## Work to complete:
The result should be a faithful copy of every entry below, with the pictures left out.

## Input:

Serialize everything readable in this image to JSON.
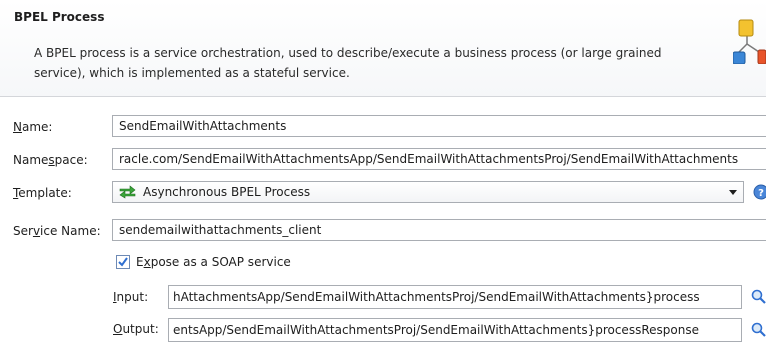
{
  "header": {
    "title": "BPEL Process",
    "description": "A BPEL process is a service orchestration, used to describe/execute a business process (or large grained service), which is implemented as a stateful service."
  },
  "form": {
    "name": {
      "label_mnemonic": "N",
      "label_rest": "ame:",
      "value": "SendEmailWithAttachments"
    },
    "namespace": {
      "label_pre": "Name",
      "label_mnemonic": "s",
      "label_post": "pace:",
      "value": "racle.com/SendEmailWithAttachmentsApp/SendEmailWithAttachmentsProj/SendEmailWithAttachments"
    },
    "template": {
      "label_mnemonic": "T",
      "label_rest": "emplate:",
      "value": "Asynchronous BPEL Process"
    },
    "service_name": {
      "label_pre": "Ser",
      "label_mnemonic": "v",
      "label_post": "ice Name:",
      "value": "sendemailwithattachments_client"
    },
    "expose_soap": {
      "label_pre": "E",
      "label_mnemonic": "x",
      "label_post": "pose as a SOAP service",
      "checked": true
    },
    "input": {
      "label_mnemonic": "I",
      "label_rest": "nput:",
      "value": "hAttachmentsApp/SendEmailWithAttachmentsProj/SendEmailWithAttachments}process"
    },
    "output": {
      "label_mnemonic": "O",
      "label_rest": "utput:",
      "value": "entsApp/SendEmailWithAttachmentsProj/SendEmailWithAttachments}processResponse"
    }
  },
  "icons": {
    "header": "bpel-process-icon",
    "template": "async-process-icon",
    "dropdown": "chevron-down-icon",
    "help": "help-icon",
    "search": "search-icon"
  },
  "colors": {
    "accent": "#2f6fd0",
    "field_border": "#a9adb3",
    "header_bg": "#f6f7f9"
  }
}
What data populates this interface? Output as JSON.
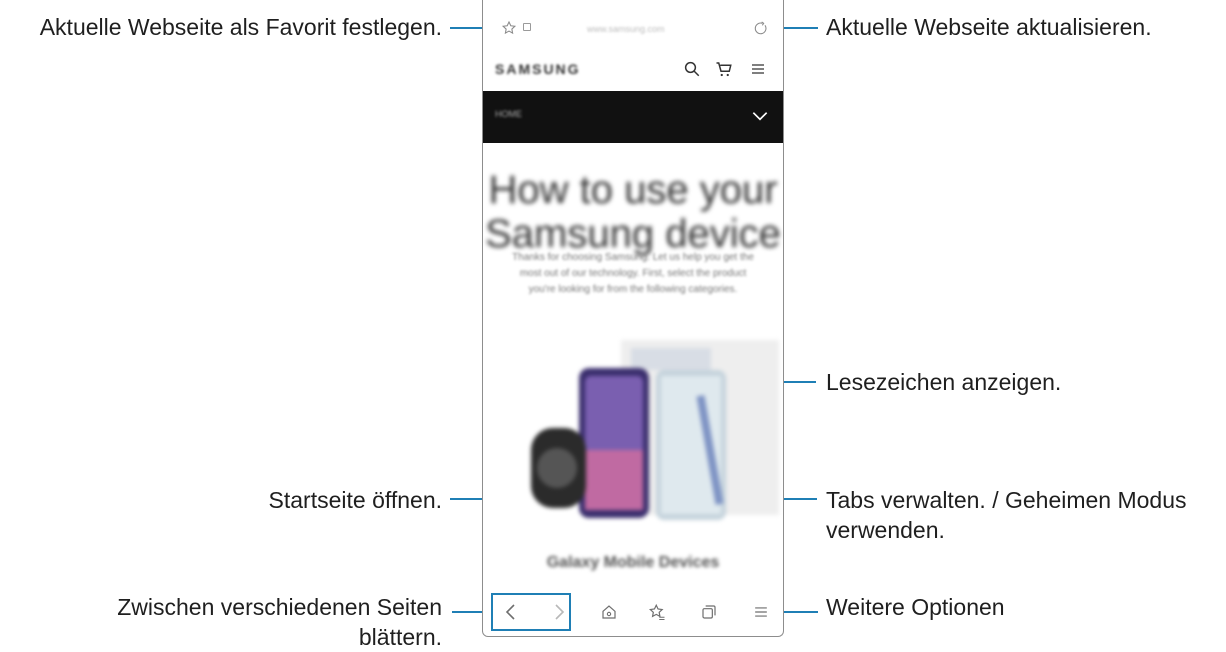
{
  "browser": {
    "url": "www.samsung.com",
    "brand": "SAMSUNG",
    "menu_label": "HOME",
    "hero_title": "How to use your Samsung device",
    "hero_text": "Thanks for choosing Samsung. Let us help you get the most out of our technology. First, select the product you're looking for from the following categories.",
    "section_title": "Galaxy Mobile Devices",
    "icons": [
      "star-icon",
      "lock-icon",
      "refresh-icon",
      "search-icon",
      "cart-icon",
      "hamburger-icon",
      "chevron-down-icon",
      "back-icon",
      "forward-icon",
      "home-icon",
      "bookmarks-icon",
      "tabs-icon",
      "more-icon"
    ]
  },
  "callouts": {
    "favorite": "Aktuelle Webseite als Favorit festlegen.",
    "refresh": "Aktuelle Webseite aktualisieren.",
    "bookmarks": "Lesezeichen anzeigen.",
    "home": "Startseite öffnen.",
    "tabs_line1": "Tabs verwalten. / Geheimen Modus",
    "tabs_line2": "verwenden.",
    "navigate_line1": "Zwischen verschiedenen Seiten",
    "navigate_line2": "blättern.",
    "more": "Weitere Optionen"
  },
  "colors": {
    "accent": "#1f7fb5",
    "navbar_black": "#111111"
  }
}
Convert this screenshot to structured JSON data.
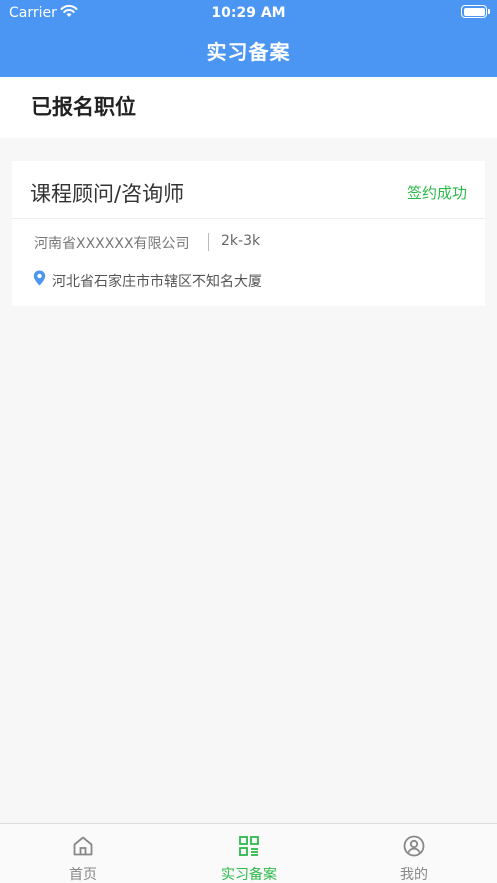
{
  "status_bar": {
    "carrier": "Carrier",
    "time": "10:29 AM"
  },
  "nav": {
    "title": "实习备案"
  },
  "section": {
    "title": "已报名职位"
  },
  "application": {
    "job_title": "课程顾问/咨询师",
    "status": "签约成功",
    "company": "河南省XXXXXX有限公司",
    "salary": "2k-3k",
    "address": "河北省石家庄市市辖区不知名大厦"
  },
  "tabbar": {
    "items": [
      {
        "label": "首页",
        "icon": "home-icon",
        "active": false
      },
      {
        "label": "实习备案",
        "icon": "qr-grid-icon",
        "active": true
      },
      {
        "label": "我的",
        "icon": "user-circle-icon",
        "active": false
      }
    ]
  },
  "colors": {
    "header": "#4a96f2",
    "accent_green": "#2cb94a",
    "background": "#f7f7f7"
  }
}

## Solution for this exercise:
Serialize everything readable in this image to JSON.
{
  "header": {
    "title": "BPEL Process",
    "description": "A BPEL process is a service orchestration, used to describe/execute a business process (or large grained service), which is implemented as a stateful service."
  },
  "form": {
    "name": {
      "label_mnemonic": "N",
      "label_rest": "ame:",
      "value": "SendEmailWithAttachments"
    },
    "namespace": {
      "label_pre": "Name",
      "label_mnemonic": "s",
      "label_post": "pace:",
      "value": "racle.com/SendEmailWithAttachmentsApp/SendEmailWithAttachmentsProj/SendEmailWithAttachments"
    },
    "template": {
      "label_mnemonic": "T",
      "label_rest": "emplate:",
      "value": "Asynchronous BPEL Process"
    },
    "service_name": {
      "label_pre": "Ser",
      "label_mnemonic": "v",
      "label_post": "ice Name:",
      "value": "sendemailwithattachments_client"
    },
    "expose_soap": {
      "label_pre": "E",
      "label_mnemonic": "x",
      "label_post": "pose as a SOAP service",
      "checked": true
    },
    "input": {
      "label_mnemonic": "I",
      "label_rest": "nput:",
      "value": "hAttachmentsApp/SendEmailWithAttachmentsProj/SendEmailWithAttachments}process"
    },
    "output": {
      "label_mnemonic": "O",
      "label_rest": "utput:",
      "value": "entsApp/SendEmailWithAttachmentsProj/SendEmailWithAttachments}processResponse"
    }
  },
  "icons": {
    "header": "bpel-process-icon",
    "template": "async-process-icon",
    "dropdown": "chevron-down-icon",
    "help": "help-icon",
    "search": "search-icon"
  },
  "colors": {
    "accent": "#2f6fd0",
    "field_border": "#a9adb3",
    "header_bg": "#f6f7f9"
  }
}
What data populates this interface? Output as JSON.
{
  "browser": {
    "url": "www.samsung.com",
    "brand": "SAMSUNG",
    "menu_label": "HOME",
    "hero_title": "How to use your Samsung device",
    "hero_text": "Thanks for choosing Samsung. Let us help you get the most out of our technology. First, select the product you're looking for from the following categories.",
    "section_title": "Galaxy Mobile Devices",
    "icons": [
      "star-icon",
      "lock-icon",
      "refresh-icon",
      "search-icon",
      "cart-icon",
      "hamburger-icon",
      "chevron-down-icon",
      "back-icon",
      "forward-icon",
      "home-icon",
      "bookmarks-icon",
      "tabs-icon",
      "more-icon"
    ]
  },
  "callouts": {
    "favorite": "Aktuelle Webseite als Favorit festlegen.",
    "refresh": "Aktuelle Webseite aktualisieren.",
    "bookmarks": "Lesezeichen anzeigen.",
    "home": "Startseite öffnen.",
    "tabs_line1": "Tabs verwalten. / Geheimen Modus",
    "tabs_line2": "verwenden.",
    "navigate_line1": "Zwischen verschiedenen Seiten",
    "navigate_line2": "blättern.",
    "more": "Weitere Optionen"
  },
  "colors": {
    "accent": "#1f7fb5",
    "navbar_black": "#111111"
  }
}
Convert this screenshot to structured JSON data.
{
  "status_bar": {
    "carrier": "Carrier",
    "time": "10:29 AM"
  },
  "nav": {
    "title": "实习备案"
  },
  "section": {
    "title": "已报名职位"
  },
  "application": {
    "job_title": "课程顾问/咨询师",
    "status": "签约成功",
    "company": "河南省XXXXXX有限公司",
    "salary": "2k-3k",
    "address": "河北省石家庄市市辖区不知名大厦"
  },
  "tabbar": {
    "items": [
      {
        "label": "首页",
        "icon": "home-icon",
        "active": false
      },
      {
        "label": "实习备案",
        "icon": "qr-grid-icon",
        "active": true
      },
      {
        "label": "我的",
        "icon": "user-circle-icon",
        "active": false
      }
    ]
  },
  "colors": {
    "header": "#4a96f2",
    "accent_green": "#2cb94a",
    "background": "#f7f7f7"
  }
}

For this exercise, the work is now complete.